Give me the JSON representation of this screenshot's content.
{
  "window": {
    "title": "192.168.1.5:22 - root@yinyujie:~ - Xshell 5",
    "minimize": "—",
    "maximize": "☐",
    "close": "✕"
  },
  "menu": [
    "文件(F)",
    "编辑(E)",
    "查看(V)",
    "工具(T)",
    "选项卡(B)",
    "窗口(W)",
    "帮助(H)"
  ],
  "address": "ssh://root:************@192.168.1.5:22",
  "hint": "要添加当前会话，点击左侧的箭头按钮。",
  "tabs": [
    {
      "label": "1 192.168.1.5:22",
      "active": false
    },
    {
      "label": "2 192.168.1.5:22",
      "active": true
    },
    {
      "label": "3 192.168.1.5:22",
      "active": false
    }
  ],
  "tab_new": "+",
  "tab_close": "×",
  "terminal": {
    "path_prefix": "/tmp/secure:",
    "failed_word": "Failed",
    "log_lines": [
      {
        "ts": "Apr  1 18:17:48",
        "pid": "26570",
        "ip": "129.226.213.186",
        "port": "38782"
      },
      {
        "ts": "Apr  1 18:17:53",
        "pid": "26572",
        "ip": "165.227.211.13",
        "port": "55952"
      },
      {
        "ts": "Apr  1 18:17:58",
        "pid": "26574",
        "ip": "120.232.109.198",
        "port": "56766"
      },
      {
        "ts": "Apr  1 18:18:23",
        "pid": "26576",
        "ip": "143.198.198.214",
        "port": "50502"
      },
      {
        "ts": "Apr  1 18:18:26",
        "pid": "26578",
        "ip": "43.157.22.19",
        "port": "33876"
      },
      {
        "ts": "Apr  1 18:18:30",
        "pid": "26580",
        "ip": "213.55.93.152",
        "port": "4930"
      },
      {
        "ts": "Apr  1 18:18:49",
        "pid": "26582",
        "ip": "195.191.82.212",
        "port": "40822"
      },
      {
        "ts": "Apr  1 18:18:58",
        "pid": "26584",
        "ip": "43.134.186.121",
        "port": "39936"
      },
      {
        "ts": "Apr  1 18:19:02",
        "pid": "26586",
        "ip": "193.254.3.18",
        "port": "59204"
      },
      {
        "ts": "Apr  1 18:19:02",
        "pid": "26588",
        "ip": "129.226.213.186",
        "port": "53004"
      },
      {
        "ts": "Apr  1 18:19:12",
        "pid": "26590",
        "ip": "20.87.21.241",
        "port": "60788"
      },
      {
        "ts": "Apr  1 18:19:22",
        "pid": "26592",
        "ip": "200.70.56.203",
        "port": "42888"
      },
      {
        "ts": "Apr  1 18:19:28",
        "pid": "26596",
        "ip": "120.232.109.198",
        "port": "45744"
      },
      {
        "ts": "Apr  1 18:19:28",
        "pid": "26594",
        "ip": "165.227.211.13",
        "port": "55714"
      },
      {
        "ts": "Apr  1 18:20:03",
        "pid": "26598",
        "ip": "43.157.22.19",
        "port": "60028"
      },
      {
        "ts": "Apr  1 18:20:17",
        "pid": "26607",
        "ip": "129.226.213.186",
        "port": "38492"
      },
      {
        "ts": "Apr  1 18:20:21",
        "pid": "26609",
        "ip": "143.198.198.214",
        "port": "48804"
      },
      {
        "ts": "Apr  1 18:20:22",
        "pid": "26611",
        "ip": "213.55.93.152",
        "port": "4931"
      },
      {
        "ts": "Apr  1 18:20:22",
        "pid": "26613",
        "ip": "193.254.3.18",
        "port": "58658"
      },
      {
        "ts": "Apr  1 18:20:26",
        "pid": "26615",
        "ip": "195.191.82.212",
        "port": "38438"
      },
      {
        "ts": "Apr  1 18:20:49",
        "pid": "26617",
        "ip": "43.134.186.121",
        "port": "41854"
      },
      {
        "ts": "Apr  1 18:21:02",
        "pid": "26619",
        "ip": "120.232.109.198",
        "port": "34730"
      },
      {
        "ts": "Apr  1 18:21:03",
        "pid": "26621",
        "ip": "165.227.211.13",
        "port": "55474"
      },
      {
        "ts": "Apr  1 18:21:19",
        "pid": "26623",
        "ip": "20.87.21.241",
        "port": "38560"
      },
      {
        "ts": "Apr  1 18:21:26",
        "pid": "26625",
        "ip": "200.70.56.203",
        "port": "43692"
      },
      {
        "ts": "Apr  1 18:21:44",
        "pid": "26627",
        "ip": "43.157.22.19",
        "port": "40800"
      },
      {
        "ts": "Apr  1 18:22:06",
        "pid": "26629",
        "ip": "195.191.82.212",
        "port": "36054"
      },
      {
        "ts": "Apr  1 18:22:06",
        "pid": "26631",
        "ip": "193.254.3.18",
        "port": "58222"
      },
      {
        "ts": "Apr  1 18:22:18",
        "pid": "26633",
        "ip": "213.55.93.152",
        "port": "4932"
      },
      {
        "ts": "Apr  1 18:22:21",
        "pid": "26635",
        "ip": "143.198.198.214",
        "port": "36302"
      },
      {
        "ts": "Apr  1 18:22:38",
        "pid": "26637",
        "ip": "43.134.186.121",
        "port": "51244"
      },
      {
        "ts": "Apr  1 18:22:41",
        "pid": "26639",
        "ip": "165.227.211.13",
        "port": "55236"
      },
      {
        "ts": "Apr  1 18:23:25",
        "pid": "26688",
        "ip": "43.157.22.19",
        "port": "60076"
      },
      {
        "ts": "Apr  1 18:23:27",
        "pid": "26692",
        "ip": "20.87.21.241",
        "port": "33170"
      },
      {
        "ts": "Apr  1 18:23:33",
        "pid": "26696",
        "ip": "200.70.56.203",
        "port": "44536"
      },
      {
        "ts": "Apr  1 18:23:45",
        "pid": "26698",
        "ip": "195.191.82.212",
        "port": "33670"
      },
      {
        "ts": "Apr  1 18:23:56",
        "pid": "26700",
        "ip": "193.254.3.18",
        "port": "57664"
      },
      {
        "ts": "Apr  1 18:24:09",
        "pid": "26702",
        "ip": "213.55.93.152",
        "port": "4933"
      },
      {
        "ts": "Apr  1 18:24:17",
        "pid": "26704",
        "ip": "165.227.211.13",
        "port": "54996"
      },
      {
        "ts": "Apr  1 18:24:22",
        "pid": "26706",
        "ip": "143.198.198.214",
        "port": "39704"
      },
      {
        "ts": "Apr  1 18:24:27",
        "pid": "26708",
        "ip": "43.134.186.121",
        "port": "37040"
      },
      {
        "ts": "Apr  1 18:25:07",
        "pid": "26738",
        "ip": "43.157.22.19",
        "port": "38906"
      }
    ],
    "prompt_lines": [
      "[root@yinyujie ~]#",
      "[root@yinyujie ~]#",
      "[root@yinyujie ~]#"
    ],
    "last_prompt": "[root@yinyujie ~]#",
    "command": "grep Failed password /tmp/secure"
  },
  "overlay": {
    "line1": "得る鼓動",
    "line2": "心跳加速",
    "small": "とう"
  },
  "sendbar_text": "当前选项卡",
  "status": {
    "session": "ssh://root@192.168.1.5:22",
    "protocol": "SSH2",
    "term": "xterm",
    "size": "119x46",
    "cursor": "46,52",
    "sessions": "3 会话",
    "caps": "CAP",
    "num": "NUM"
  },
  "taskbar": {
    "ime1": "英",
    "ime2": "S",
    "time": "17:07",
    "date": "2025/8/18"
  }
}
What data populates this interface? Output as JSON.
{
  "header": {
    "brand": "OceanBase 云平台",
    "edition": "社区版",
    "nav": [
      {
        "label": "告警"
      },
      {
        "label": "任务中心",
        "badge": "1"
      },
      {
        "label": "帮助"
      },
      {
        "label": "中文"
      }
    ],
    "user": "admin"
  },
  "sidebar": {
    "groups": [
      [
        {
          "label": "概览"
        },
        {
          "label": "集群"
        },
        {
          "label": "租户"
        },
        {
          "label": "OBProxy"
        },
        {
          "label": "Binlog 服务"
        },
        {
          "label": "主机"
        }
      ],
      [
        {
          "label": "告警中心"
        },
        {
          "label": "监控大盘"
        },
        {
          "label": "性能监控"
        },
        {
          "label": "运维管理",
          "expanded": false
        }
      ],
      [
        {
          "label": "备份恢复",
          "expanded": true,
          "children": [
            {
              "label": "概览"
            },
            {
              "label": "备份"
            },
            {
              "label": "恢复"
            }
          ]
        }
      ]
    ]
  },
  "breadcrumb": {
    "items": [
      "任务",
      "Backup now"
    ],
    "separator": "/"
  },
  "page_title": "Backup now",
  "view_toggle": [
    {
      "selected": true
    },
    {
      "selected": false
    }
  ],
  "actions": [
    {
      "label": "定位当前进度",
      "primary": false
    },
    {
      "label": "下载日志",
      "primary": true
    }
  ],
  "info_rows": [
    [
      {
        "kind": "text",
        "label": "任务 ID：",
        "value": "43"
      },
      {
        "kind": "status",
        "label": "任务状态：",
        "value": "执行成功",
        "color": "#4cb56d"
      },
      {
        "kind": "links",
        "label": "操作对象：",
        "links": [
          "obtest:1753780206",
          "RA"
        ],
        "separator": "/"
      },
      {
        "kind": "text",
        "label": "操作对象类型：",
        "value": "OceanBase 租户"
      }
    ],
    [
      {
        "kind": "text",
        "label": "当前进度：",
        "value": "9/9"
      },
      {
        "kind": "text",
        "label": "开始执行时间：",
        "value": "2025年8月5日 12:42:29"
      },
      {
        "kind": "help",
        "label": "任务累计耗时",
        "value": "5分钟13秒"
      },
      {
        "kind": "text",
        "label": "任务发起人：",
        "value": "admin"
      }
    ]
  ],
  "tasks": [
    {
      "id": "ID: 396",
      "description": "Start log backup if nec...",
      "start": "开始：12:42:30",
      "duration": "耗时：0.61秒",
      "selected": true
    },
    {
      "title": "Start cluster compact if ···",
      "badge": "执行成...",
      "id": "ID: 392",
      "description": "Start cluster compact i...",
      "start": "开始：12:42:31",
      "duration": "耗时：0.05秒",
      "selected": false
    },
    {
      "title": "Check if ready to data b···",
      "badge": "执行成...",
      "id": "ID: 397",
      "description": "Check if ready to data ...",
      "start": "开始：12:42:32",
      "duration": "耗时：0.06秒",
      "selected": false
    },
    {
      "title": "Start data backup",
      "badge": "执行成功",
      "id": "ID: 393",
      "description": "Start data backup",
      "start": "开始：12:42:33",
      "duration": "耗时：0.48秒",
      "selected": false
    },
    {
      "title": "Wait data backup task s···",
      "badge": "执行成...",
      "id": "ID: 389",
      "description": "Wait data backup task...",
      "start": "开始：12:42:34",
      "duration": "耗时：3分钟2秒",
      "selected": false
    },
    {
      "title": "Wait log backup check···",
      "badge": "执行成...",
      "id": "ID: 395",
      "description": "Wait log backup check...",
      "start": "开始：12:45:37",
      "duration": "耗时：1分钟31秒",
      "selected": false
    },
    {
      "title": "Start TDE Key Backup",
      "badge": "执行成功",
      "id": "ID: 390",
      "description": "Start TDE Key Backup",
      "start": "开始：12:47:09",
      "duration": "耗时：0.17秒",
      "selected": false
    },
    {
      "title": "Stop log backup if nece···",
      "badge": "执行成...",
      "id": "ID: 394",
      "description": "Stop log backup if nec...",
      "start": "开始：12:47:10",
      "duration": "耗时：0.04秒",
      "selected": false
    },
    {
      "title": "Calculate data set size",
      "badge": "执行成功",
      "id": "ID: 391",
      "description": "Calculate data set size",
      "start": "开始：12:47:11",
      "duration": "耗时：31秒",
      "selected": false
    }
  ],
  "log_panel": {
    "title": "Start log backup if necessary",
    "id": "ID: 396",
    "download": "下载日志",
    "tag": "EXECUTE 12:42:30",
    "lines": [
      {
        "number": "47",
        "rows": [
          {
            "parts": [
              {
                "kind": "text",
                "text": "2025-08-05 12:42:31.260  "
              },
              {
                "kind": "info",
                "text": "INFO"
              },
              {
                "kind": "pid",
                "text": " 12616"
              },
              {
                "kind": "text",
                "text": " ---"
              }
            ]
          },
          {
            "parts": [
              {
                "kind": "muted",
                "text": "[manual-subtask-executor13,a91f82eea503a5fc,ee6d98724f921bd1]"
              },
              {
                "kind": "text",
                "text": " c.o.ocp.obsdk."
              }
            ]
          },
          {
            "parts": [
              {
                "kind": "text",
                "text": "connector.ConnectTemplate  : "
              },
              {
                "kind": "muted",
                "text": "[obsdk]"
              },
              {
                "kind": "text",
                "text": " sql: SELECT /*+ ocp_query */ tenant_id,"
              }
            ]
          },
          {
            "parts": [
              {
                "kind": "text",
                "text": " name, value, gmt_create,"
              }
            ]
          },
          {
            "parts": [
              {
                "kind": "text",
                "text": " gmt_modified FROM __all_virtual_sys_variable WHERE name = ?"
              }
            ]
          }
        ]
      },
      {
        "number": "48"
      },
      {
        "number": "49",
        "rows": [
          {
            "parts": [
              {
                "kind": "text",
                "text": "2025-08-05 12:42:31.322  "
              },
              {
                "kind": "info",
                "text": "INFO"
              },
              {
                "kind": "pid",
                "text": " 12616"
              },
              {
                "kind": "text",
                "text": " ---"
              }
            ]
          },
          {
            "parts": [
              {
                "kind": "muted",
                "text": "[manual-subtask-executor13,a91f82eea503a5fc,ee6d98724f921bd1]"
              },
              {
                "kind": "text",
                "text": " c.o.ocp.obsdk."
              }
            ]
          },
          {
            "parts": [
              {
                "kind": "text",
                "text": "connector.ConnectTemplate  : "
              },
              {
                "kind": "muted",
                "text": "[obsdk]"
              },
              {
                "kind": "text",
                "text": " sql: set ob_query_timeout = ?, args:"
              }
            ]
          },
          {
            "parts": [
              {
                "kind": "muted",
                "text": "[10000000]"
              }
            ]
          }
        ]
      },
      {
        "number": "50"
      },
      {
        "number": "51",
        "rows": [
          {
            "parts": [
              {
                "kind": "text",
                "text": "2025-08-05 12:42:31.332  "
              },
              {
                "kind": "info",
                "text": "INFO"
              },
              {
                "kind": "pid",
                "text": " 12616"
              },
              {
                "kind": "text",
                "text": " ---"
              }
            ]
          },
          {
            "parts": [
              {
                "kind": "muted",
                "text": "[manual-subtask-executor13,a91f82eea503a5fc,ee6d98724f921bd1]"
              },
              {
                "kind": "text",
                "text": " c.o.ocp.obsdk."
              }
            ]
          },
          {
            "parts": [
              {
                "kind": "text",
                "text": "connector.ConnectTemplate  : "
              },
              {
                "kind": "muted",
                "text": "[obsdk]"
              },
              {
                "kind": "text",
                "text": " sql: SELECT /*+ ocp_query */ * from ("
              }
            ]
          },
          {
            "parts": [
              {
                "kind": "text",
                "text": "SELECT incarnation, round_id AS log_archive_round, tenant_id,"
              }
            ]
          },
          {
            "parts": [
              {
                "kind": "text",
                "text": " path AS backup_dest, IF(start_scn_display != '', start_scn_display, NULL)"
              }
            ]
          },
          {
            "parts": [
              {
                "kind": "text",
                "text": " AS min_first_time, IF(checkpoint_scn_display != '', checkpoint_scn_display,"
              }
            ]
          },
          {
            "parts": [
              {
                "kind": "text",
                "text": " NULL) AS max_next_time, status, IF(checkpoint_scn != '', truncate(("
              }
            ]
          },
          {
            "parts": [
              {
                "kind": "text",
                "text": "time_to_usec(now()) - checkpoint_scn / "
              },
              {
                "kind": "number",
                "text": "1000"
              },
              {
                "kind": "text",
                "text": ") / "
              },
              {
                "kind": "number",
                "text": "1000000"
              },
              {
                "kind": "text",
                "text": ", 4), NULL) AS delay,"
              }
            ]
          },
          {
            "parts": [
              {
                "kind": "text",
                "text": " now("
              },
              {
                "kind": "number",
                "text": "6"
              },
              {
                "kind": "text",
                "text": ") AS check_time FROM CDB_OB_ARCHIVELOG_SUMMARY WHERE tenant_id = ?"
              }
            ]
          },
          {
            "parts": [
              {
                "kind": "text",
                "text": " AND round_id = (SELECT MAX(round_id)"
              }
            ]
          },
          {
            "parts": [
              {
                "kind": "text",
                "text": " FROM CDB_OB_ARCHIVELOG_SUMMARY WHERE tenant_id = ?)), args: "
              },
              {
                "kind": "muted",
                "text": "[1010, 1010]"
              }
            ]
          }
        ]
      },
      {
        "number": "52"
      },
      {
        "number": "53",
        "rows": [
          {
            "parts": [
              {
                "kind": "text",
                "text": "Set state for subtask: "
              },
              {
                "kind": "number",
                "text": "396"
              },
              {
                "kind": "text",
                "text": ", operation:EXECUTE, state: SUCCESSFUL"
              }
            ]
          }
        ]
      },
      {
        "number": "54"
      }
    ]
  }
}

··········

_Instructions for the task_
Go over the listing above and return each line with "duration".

_Finished exercise_
      "duration": "耗时：0.61秒",
      "duration": "耗时：0.05秒",
      "duration": "耗时：0.06秒",
      "duration": "耗时：0.48秒",
      "duration": "耗时：3分钟2秒",
      "duration": "耗时：1分钟31秒",
      "duration": "耗时：0.17秒",
      "duration": "耗时：0.04秒",
      "duration": "耗时：31秒",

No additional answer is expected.